Everywhere you look, local food is a hot topic. Community gardens provide healthy food and a place for neighbors to meet. Popular restaurants, like the Wise Acre in Minneapolis, Minnesota, feature food sourced from a farm just 50 miles (80 km) away. Farmers markets are everywhere, and food carts are a mobile option for budding restauranteurs to demonstrate their talent. The popularity of food and its source is driving real estate development in not-so-subtle ways.
Chris Meany, a partner at Wilson Meany Sullivan LLC, helped develop the Ferry Building in San Francisco. Today, the Ferry Building is one of the five most visited places in San Francisco. Retailers there boast sales of $1,250 per square foot ($13,440 per sq m). Furthermore, the days the farmers market is held are the days the indoor retailers do their best business. Meany credits this success to the uniqueness and local flair of the food vendors in the Ferry Building. They are one-of-a-kind and often with local sourcing, and thus very popular.
Wilson Meany Sullivan is also on the team to redevelop Treasure Island.

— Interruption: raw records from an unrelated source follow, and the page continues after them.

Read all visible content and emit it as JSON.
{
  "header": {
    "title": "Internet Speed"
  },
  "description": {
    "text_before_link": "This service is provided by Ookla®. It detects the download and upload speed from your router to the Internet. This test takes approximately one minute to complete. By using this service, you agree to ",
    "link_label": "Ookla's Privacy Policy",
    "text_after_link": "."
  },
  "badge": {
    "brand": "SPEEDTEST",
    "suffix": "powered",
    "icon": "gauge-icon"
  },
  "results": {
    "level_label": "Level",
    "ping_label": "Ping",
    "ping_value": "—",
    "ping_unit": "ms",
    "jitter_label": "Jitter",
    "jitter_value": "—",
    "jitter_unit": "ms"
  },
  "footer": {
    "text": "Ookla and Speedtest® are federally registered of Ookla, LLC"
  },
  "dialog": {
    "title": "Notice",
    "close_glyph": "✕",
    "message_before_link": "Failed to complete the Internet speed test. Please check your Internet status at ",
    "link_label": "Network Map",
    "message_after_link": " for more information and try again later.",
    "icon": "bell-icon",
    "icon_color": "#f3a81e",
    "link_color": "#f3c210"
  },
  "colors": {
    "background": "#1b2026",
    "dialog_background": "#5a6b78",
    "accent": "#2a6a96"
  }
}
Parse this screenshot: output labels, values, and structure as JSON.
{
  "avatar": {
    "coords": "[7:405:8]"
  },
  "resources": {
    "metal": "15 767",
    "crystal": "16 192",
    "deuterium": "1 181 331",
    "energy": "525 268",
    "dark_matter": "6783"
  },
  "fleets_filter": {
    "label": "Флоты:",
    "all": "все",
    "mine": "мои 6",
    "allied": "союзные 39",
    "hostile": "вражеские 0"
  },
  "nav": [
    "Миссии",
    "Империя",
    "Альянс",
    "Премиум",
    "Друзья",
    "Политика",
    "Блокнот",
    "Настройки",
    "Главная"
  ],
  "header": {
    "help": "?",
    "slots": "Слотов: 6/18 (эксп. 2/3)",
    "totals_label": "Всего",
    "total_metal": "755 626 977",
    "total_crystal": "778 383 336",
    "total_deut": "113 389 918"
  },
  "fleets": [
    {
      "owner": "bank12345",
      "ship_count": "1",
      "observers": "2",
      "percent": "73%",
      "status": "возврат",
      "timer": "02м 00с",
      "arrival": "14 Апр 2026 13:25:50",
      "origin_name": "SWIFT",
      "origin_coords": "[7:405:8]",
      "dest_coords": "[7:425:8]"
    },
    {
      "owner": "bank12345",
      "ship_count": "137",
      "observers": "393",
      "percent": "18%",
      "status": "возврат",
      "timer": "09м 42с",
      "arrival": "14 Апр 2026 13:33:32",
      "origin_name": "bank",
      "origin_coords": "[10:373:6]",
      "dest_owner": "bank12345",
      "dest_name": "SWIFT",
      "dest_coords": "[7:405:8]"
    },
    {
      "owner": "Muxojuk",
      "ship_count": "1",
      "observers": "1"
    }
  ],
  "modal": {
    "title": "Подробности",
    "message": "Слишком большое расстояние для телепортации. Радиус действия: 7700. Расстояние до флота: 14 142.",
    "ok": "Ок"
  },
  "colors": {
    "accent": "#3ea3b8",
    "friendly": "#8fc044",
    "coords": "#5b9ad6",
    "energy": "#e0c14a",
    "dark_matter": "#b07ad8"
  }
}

As part of that plan, 20 of the 200 acres (8.1 of the 81 ha) of open space/parkland will be dedicated to agriculture, in partnership with local farmers who will help grow greens for the residents of the island.

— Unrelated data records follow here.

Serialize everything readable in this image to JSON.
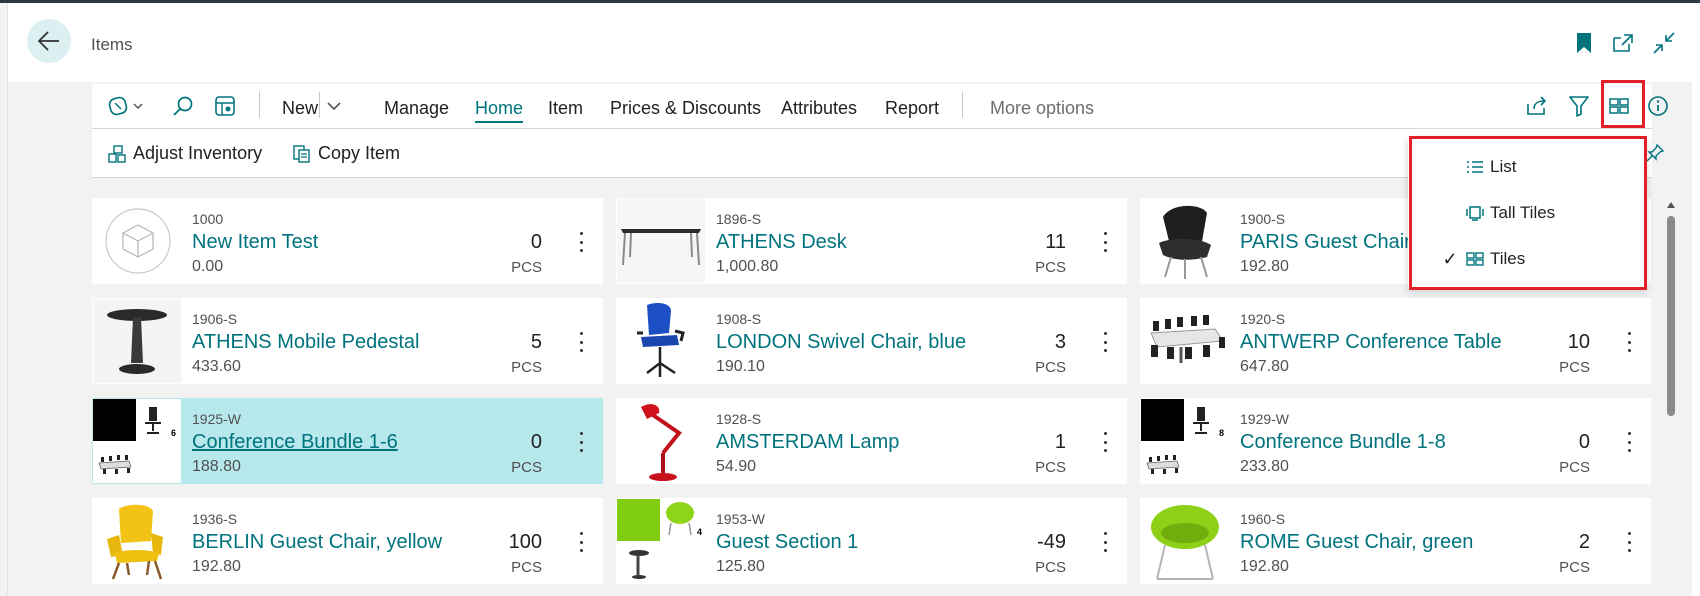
{
  "page": {
    "title": "Items"
  },
  "actionbar": {
    "new_label": "New",
    "manage_label": "Manage",
    "home_label": "Home",
    "item_label": "Item",
    "prices_label": "Prices & Discounts",
    "attributes_label": "Attributes",
    "report_label": "Report",
    "more_label": "More options"
  },
  "subbar": {
    "adjust_label": "Adjust Inventory",
    "copy_label": "Copy Item"
  },
  "view_menu": {
    "items": [
      {
        "label": "List",
        "checked": false,
        "icon": "list-icon"
      },
      {
        "label": "Tall Tiles",
        "checked": false,
        "icon": "tall-tiles-icon"
      },
      {
        "label": "Tiles",
        "checked": true,
        "icon": "tiles-icon"
      }
    ],
    "check_mark": "✓"
  },
  "tiles": [
    {
      "code": "1000",
      "name": "New Item Test",
      "price": "0.00",
      "qty": "0",
      "unit": "PCS",
      "image": "placeholder-box"
    },
    {
      "code": "1896-S",
      "name": "ATHENS Desk",
      "price": "1,000.80",
      "qty": "11",
      "unit": "PCS",
      "image": "desk"
    },
    {
      "code": "1900-S",
      "name": "PARIS Guest Chair, black",
      "price": "192.80",
      "qty": "",
      "unit": "",
      "image": "black-lounge-chair"
    },
    {
      "code": "1906-S",
      "name": "ATHENS Mobile Pedestal",
      "price": "433.60",
      "qty": "5",
      "unit": "PCS",
      "image": "pedestal"
    },
    {
      "code": "1908-S",
      "name": "LONDON Swivel Chair, blue",
      "price": "190.10",
      "qty": "3",
      "unit": "PCS",
      "image": "blue-swivel-chair"
    },
    {
      "code": "1920-S",
      "name": "ANTWERP Conference Table",
      "price": "647.80",
      "qty": "10",
      "unit": "PCS",
      "image": "conference-table"
    },
    {
      "code": "1925-W",
      "name": "Conference Bundle 1-6",
      "price": "188.80",
      "qty": "0",
      "unit": "PCS",
      "image": "bundle-6"
    },
    {
      "code": "1928-S",
      "name": "AMSTERDAM Lamp",
      "price": "54.90",
      "qty": "1",
      "unit": "PCS",
      "image": "red-lamp"
    },
    {
      "code": "1929-W",
      "name": "Conference Bundle 1-8",
      "price": "233.80",
      "qty": "0",
      "unit": "PCS",
      "image": "bundle-8"
    },
    {
      "code": "1936-S",
      "name": "BERLIN Guest Chair, yellow",
      "price": "192.80",
      "qty": "100",
      "unit": "PCS",
      "image": "yellow-chair"
    },
    {
      "code": "1953-W",
      "name": "Guest Section 1",
      "price": "125.80",
      "qty": "-49",
      "unit": "PCS",
      "image": "guest-section"
    },
    {
      "code": "1960-S",
      "name": "ROME Guest Chair, green",
      "price": "192.80",
      "qty": "2",
      "unit": "PCS",
      "image": "green-chair"
    }
  ],
  "bundle_badges": {
    "bundle6": "6",
    "bundle8": "8",
    "guest": "4"
  },
  "colors": {
    "accent": "#00737e",
    "selected": "#b6e8ec",
    "highlight": "#e32027"
  }
}
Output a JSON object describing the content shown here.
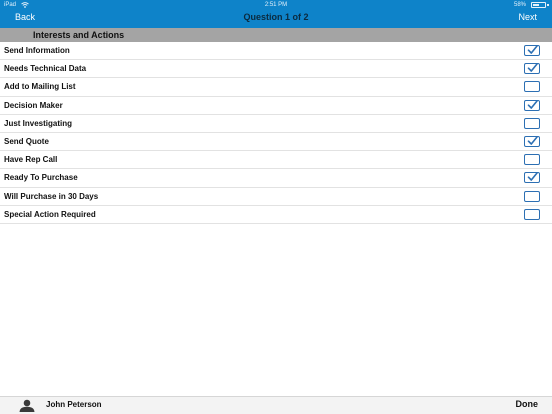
{
  "status_bar": {
    "carrier": "iPad",
    "time": "2:51 PM",
    "battery": "58%",
    "battery_level": 0.58,
    "wifi_icon": "wifi-icon",
    "battery_icon": "battery-icon"
  },
  "nav": {
    "back_label": "Back",
    "title": "Question 1 of 2",
    "next_label": "Next"
  },
  "section": {
    "title": "Interests and Actions"
  },
  "items": [
    {
      "label": "Send Information",
      "checked": true
    },
    {
      "label": "Needs Technical Data",
      "checked": true
    },
    {
      "label": "Add to Mailing List",
      "checked": false
    },
    {
      "label": "Decision Maker",
      "checked": true
    },
    {
      "label": "Just Investigating",
      "checked": false
    },
    {
      "label": "Send Quote",
      "checked": true
    },
    {
      "label": "Have Rep Call",
      "checked": false
    },
    {
      "label": "Ready To Purchase",
      "checked": true
    },
    {
      "label": "Will Purchase in 30 Days",
      "checked": false
    },
    {
      "label": "Special Action Required",
      "checked": false
    }
  ],
  "footer": {
    "user_icon": "user-icon",
    "user_name": "John Peterson",
    "done_label": "Done"
  },
  "colors": {
    "nav_background": "#0e83c9",
    "nav_title": "#0b2a3f",
    "section_background": "#a4a4a4",
    "checkbox_border": "#2c6fb3",
    "checkmark": "#2c6fb3",
    "footer_background": "#f3f3f3"
  }
}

On the Hawaiian island of Kauai, DMB Associates has developed Kukui’ula, a resort community with a twist. Although it has many of the things on the list of resort community amenities, including a golf course, spa, club, and mixed-use village, Kukui’ula offers a farm. Brent Harrington, senior vice president of DMB, explained that as a developer they realized potential buyers were interested in their health, and providing local food could accomplish this. Residents are free to gather and pick fruits, vegetables, herbs, and tropical flowers. In addition, they offer farm-to-table dinners, and a weekly culinary market and farmers market in the mixed-use village. It has been a rousing success, and, like the Ferry Building, the day of the farmers market is the highest-revenue day for retailers in the mixed-use village.

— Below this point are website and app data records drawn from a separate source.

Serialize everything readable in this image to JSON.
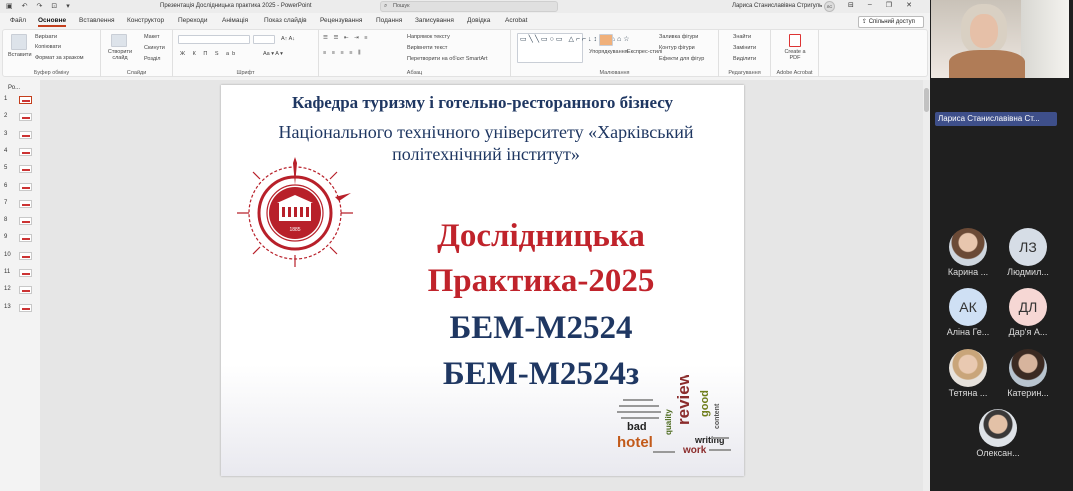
{
  "titlebar": {
    "doc_title": "Презентація Дослідницька практика 2025  -  PowerPoint",
    "search_placeholder": "Пошук",
    "user_name": "Лариса Станиславівна Стригуль",
    "user_initials": "ЛС"
  },
  "tabs": [
    "Файл",
    "Основне",
    "Вставлення",
    "Конструктор",
    "Переходи",
    "Анімація",
    "Показ слайдів",
    "Рецензування",
    "Подання",
    "Записування",
    "Довідка",
    "Acrobat"
  ],
  "active_tab": "Основне",
  "share_label": "Спільний доступ",
  "ribbon": {
    "clipboard": {
      "paste": "Вставити",
      "cut": "Вирізати",
      "copy": "Копіювати",
      "format": "Формат за зразком",
      "caption": "Буфер обміну"
    },
    "slides": {
      "new": "Створити слайд",
      "layout": "Макет",
      "reset": "Скинути",
      "section": "Розділ",
      "caption": "Слайди"
    },
    "font": {
      "caption": "Шрифт"
    },
    "paragraph": {
      "direction": "Напрямок тексту",
      "align": "Вирівняти текст",
      "smartart": "Перетворити на об'єкт SmartArt",
      "caption": "Абзац"
    },
    "drawing": {
      "arrange": "Упорядкування",
      "styles": "Експрес-стилі",
      "fill": "Заливка фігури",
      "outline": "Контур фігури",
      "effects": "Ефекти для фігур",
      "caption": "Малювання"
    },
    "editing": {
      "find": "Знайти",
      "replace": "Замінити",
      "select": "Виділити",
      "caption": "Редагування"
    },
    "acrobat": {
      "create": "Create a PDF",
      "caption": "Adobe Acrobat"
    }
  },
  "thumbnails": {
    "header": "Ро...",
    "numbers": [
      "1",
      "2",
      "3",
      "4",
      "5",
      "6",
      "7",
      "8",
      "9",
      "10",
      "11",
      "12",
      "13"
    ],
    "selected": "1"
  },
  "slide": {
    "dept": "Кафедра  туризму і готельно-ресторанного бізнесу",
    "uni_line1": "Національного технічного університету «Харківський",
    "uni_line2": "політехнічний інститут»",
    "title1": "Дослідницька",
    "title2": "Практика-2025",
    "group1": "БЕМ-М2524",
    "group2": "БЕМ-М2524з",
    "emblem_year": "1885",
    "cloud_words": [
      "review",
      "hotel",
      "bad",
      "good",
      "quality",
      "writing",
      "work",
      "content"
    ]
  },
  "teams": {
    "presenter_chip": "Лариса Станиславівна Ст...",
    "participants": [
      {
        "name": "Карина ...",
        "initials": ""
      },
      {
        "name": "Людмил...",
        "initials": "ЛЗ"
      },
      {
        "name": "Аліна Ге...",
        "initials": "АК"
      },
      {
        "name": "Дар'я А...",
        "initials": "ДЛ"
      },
      {
        "name": "Тетяна ...",
        "initials": ""
      },
      {
        "name": "Катерин...",
        "initials": ""
      },
      {
        "name": "Олексан...",
        "initials": ""
      }
    ]
  }
}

Sibella Kraus, president and director of Sustainable Agriculture Education (SAGE), discussed the many ways in which local food can be had, including food policy councils, farmers markets, community gardens, hobby farms, and food hubs. She noted that we eat every day, so it only makes sense that we care about getting food from as close as possible. She noted that communities are including food and agriculture in their comprehensive plans, as a means of sourcing local food and creating green buffers and open space. With regard to sustainable development, she pointed out that we are building net-zero-energy projects, so why not build net-zero food projects?
Food for thought indeed!